A Dead Fish Story.
Who would name a restaurant “The Dead Fish”? The chef explains:
When I was a boy growing up in Italy, I loved to watch my Nonna (grandma) work in the kitchen. The catch of the day–be it calamari, crab or a variety of fresh fish–was magic in Nonna’s able hands.
Now my Nonna was a little Italian grandma with a big Italian heart. Friends, neighbors, even the local fishermen all knew, if you made your way to Nonna’s when you smelled that wonderful fish cooking, you’d be welcome to a plate.
With so many people clamoring for her cooking, Nonna couldn’t be bothered with small details. She never followed a recipe–she just stirred and sampled. And she never remembered the names of the fish she used!!
Whenever I would ask, “Nonna, what kind of fish is this?” she would shrug her shoulders and smile – “IT’S A DEAD FISH!!” Everyone laughed and had a great time.
With fond memories of my Nonna, I welcome you to THE DEAD FISH.
Although it’s outside of our usual naming realm, Heterosigma akashiwo is one that caught our eye. Unfortunately, this red tide is also killing massive numbers of fish and is potentially harmful to the wider community.
If you live in the Bay Area, you can help!
The San Francisco Estuary Institute (SFEI) is seeking the assistance of Bay Area residents to report dead fish sightings.
If you observe dead fish while navigating the Bay’s waters or traversing its shoreline, upload photo(s) and add relevant information about what you observe. Please contribute to this regional effort. Thank you!
This citizen science project documenting SFB fish mortality is a collaboration between SFEI, Baykeeper, and UC Davis researchers, and supported by the San Francisco Bay Nutrient Management Strategy (NMS).
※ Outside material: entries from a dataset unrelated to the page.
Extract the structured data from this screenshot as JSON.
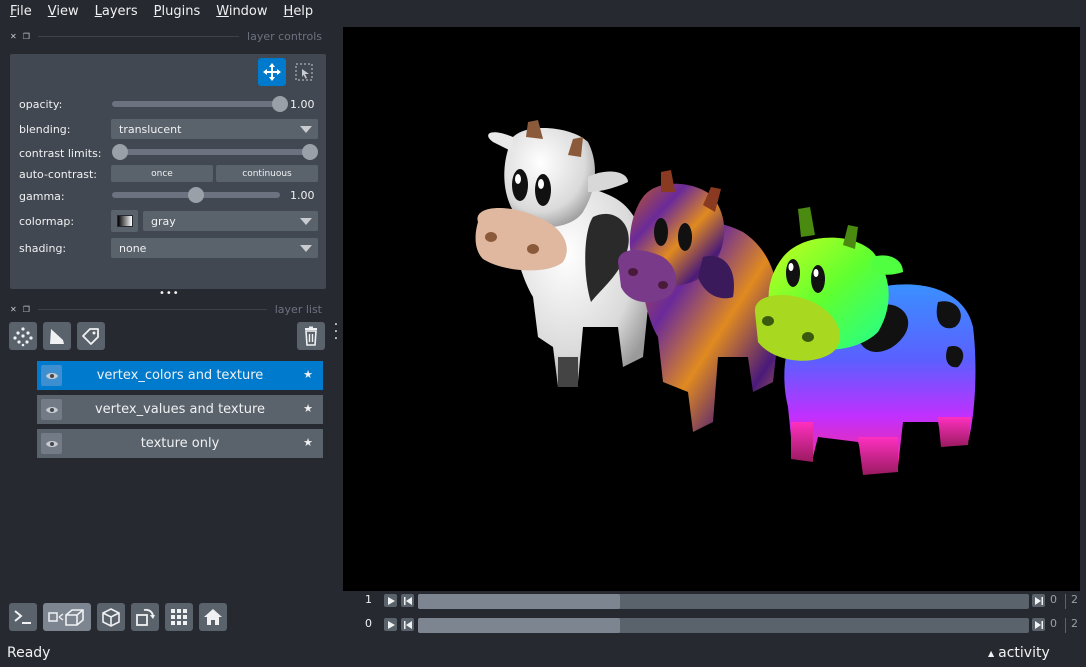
{
  "menubar": {
    "items": [
      {
        "label": "File",
        "mnemonic": "F",
        "rest": "ile"
      },
      {
        "label": "View",
        "mnemonic": "V",
        "rest": "iew"
      },
      {
        "label": "Layers",
        "mnemonic": "L",
        "rest": "ayers"
      },
      {
        "label": "Plugins",
        "mnemonic": "P",
        "rest": "lugins"
      },
      {
        "label": "Window",
        "mnemonic": "W",
        "rest": "indow"
      },
      {
        "label": "Help",
        "mnemonic": "H",
        "rest": "elp"
      }
    ]
  },
  "layer_controls": {
    "title": "layer controls",
    "opacity": {
      "label": "opacity:",
      "value": "1.00",
      "level": 1.0
    },
    "blending": {
      "label": "blending:",
      "value": "translucent"
    },
    "contrast_limits": {
      "label": "contrast limits:",
      "low": 0.0,
      "high": 1.0
    },
    "auto_contrast": {
      "label": "auto-contrast:",
      "once": "once",
      "continuous": "continuous"
    },
    "gamma": {
      "label": "gamma:",
      "value": "1.00",
      "level": 0.5
    },
    "colormap": {
      "label": "colormap:",
      "value": "gray"
    },
    "shading": {
      "label": "shading:",
      "value": "none"
    }
  },
  "layer_list": {
    "title": "layer list",
    "layers": [
      {
        "name": "vertex_colors and texture",
        "selected": true
      },
      {
        "name": "vertex_values and texture",
        "selected": false
      },
      {
        "name": "texture only",
        "selected": false
      }
    ]
  },
  "dims": [
    {
      "index": "1",
      "start": "0",
      "end": "2",
      "fill": 0.33
    },
    {
      "index": "0",
      "start": "0",
      "end": "2",
      "fill": 0.33
    }
  ],
  "status": {
    "ready": "Ready",
    "activity": "activity"
  },
  "colors": {
    "accent": "#007acc",
    "background": "#262930",
    "panel": "#414851"
  }
}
Hopefully, soon we’ll be able to go back to thinking more about The Dead Fish rather than fish mortality.